WHAT TO DO:
Review the material and extract every line in which the word "match" occurs.

(DATASET Opens)

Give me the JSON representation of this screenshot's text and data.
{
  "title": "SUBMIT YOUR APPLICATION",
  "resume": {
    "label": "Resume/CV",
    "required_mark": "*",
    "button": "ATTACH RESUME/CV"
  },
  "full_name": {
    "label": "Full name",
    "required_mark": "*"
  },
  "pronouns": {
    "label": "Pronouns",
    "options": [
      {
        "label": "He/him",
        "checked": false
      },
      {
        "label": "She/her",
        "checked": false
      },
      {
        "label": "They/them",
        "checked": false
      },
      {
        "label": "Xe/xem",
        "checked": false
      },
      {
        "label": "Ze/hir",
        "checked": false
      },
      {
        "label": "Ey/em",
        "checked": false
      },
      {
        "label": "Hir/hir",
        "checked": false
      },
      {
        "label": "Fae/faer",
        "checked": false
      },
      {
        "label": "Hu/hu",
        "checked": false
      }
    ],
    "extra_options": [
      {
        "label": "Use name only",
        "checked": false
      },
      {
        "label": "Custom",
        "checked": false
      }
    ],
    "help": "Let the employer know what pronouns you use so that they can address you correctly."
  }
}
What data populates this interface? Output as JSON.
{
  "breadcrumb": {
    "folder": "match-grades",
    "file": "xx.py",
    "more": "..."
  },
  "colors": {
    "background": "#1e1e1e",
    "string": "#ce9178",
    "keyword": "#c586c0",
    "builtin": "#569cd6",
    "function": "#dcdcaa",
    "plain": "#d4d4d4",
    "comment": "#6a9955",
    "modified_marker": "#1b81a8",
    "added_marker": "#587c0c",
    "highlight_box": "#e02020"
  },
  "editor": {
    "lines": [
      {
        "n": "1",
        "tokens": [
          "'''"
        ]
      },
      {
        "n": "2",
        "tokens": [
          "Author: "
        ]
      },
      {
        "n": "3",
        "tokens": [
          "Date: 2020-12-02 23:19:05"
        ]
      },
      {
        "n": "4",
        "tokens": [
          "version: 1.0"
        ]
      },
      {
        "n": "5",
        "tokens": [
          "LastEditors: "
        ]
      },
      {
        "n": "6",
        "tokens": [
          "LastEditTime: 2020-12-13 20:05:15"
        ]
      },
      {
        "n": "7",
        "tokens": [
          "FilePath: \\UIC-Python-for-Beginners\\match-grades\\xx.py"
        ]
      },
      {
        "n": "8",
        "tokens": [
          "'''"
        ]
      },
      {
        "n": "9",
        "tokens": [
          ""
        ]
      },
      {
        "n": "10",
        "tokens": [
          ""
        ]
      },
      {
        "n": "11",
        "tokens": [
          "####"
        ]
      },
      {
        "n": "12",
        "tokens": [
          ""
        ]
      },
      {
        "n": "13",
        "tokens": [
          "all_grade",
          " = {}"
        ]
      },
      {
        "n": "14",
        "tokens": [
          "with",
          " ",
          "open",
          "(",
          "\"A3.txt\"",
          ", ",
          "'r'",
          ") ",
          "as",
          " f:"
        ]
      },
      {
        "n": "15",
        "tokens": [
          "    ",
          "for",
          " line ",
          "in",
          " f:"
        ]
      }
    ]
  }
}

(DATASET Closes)

EXERCISE RESPONSE:
    "folder": "match-grades",
          "FilePath: \\UIC-Python-for-Beginners\\match-grades\\xx.py"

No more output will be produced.